The GOP hasn’t been nearly as eager to look into claims that Donald Trump sexually harassed women, but three of the accusers are now demanding that Congress investigate. According to The Hill, Rachel Crooks, Samantha Holvey, Jessica Leeds, who have all claimed they were sexually harassed by the president, held a press conference on Monday morning to insist that he be held accountable. The publication says the women want to “return the spotlight to Trump’s alleged misconduct at a time when other politicians, media figures, entertainment executives and businessmen have been forced to leave their jobs over accusations of sexual harassment or assault.”

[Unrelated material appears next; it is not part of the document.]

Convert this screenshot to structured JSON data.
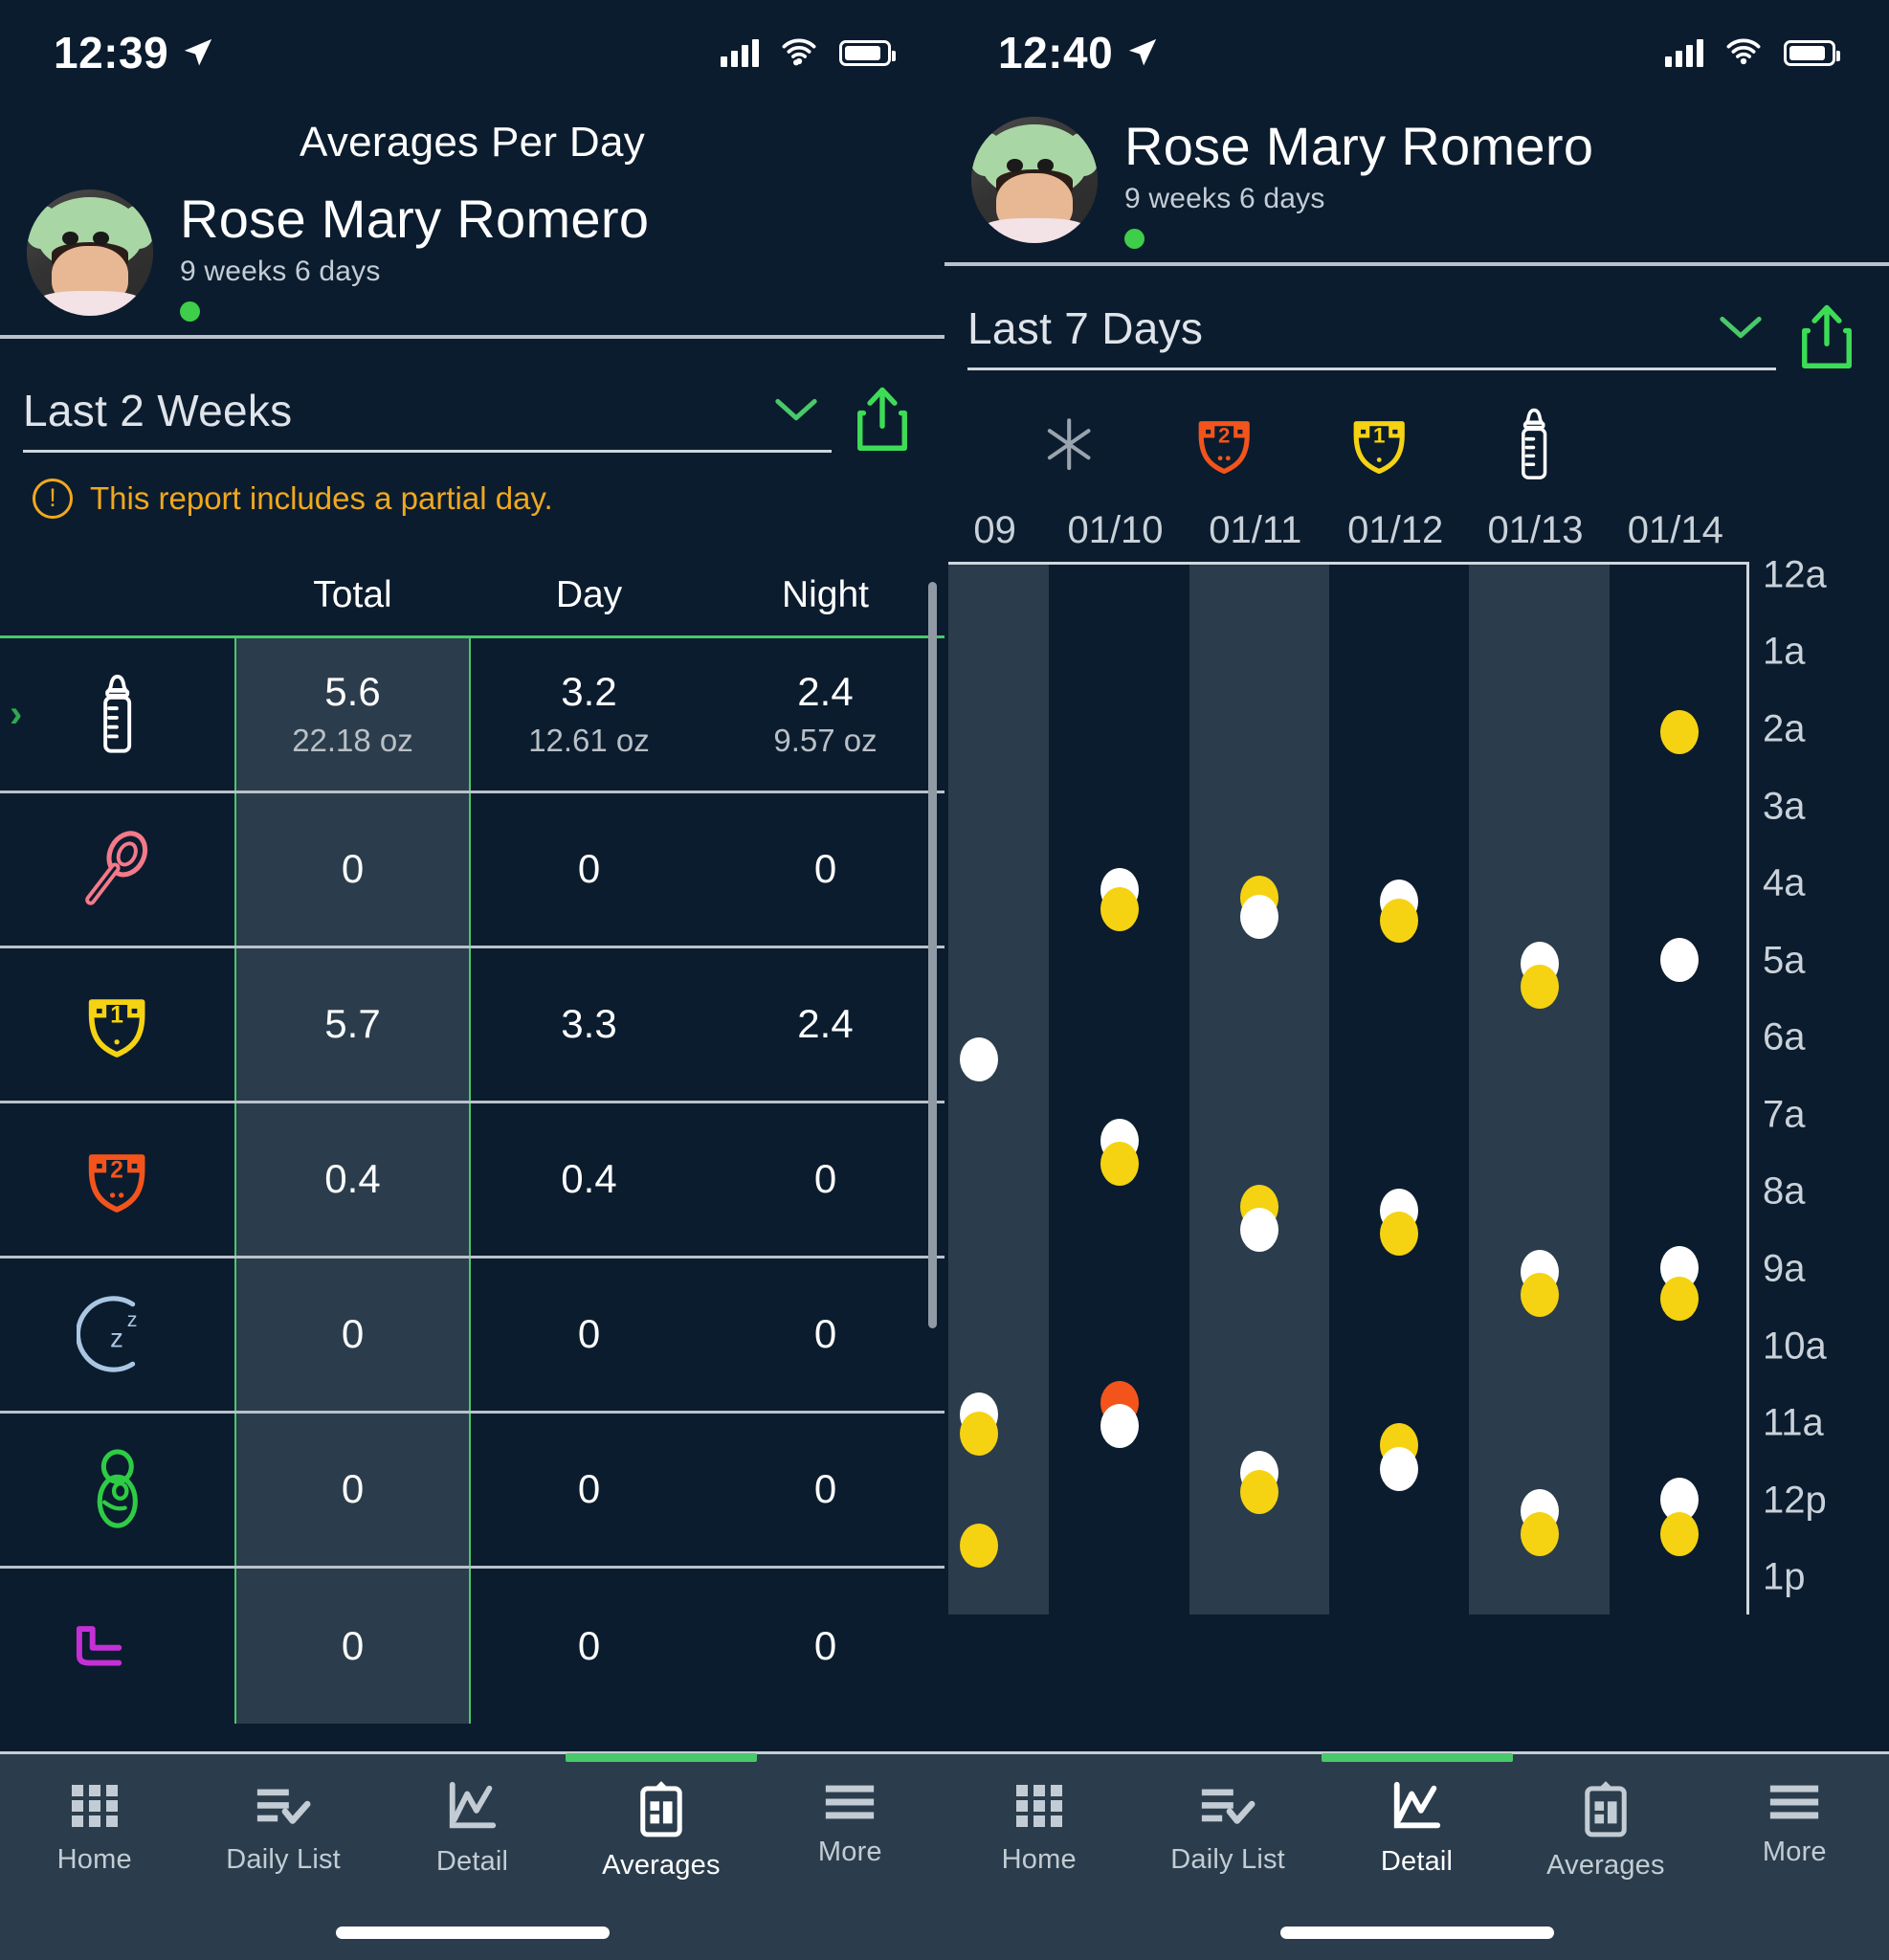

Crooks, who said the president tried to forcibly kiss her in Trump Tower in 2005, told reporters that if Congress people “were willing to investigate Sen. [Al] Franken [D-Minn.], it’s only fair that they do the same for Trump.” And Holvey, a former Miss USA contestant who previously shared a story of how Trump walked into the dressing room, said “Other folks have resigned. I think he should. I don’t think he ever will.” At the press conference, Leeds, who has alleged Trump groped and tried to kiss her while on a plane in the ’70s, expressed her frustration: “So we’re at the position now where in some areas of our society, people are being held accountable for unwanted behavior. But we are not holding our president accountable for what he is and who he is.”

The White House has already responded to the women’s demands by trying to write off their disclosures as being politically motivated. The statement reads, “These false claims, totally disputed in most cases by eyewitness accounts, were addressed at length during last year’s campaign, and the American people voiced their judgment by delivering a decisive victory.” But Holvey clearly stated “it’s not a partisan issue, it’s how women are treated every day,” and insisted upon a non-partisan investigation into the allegations.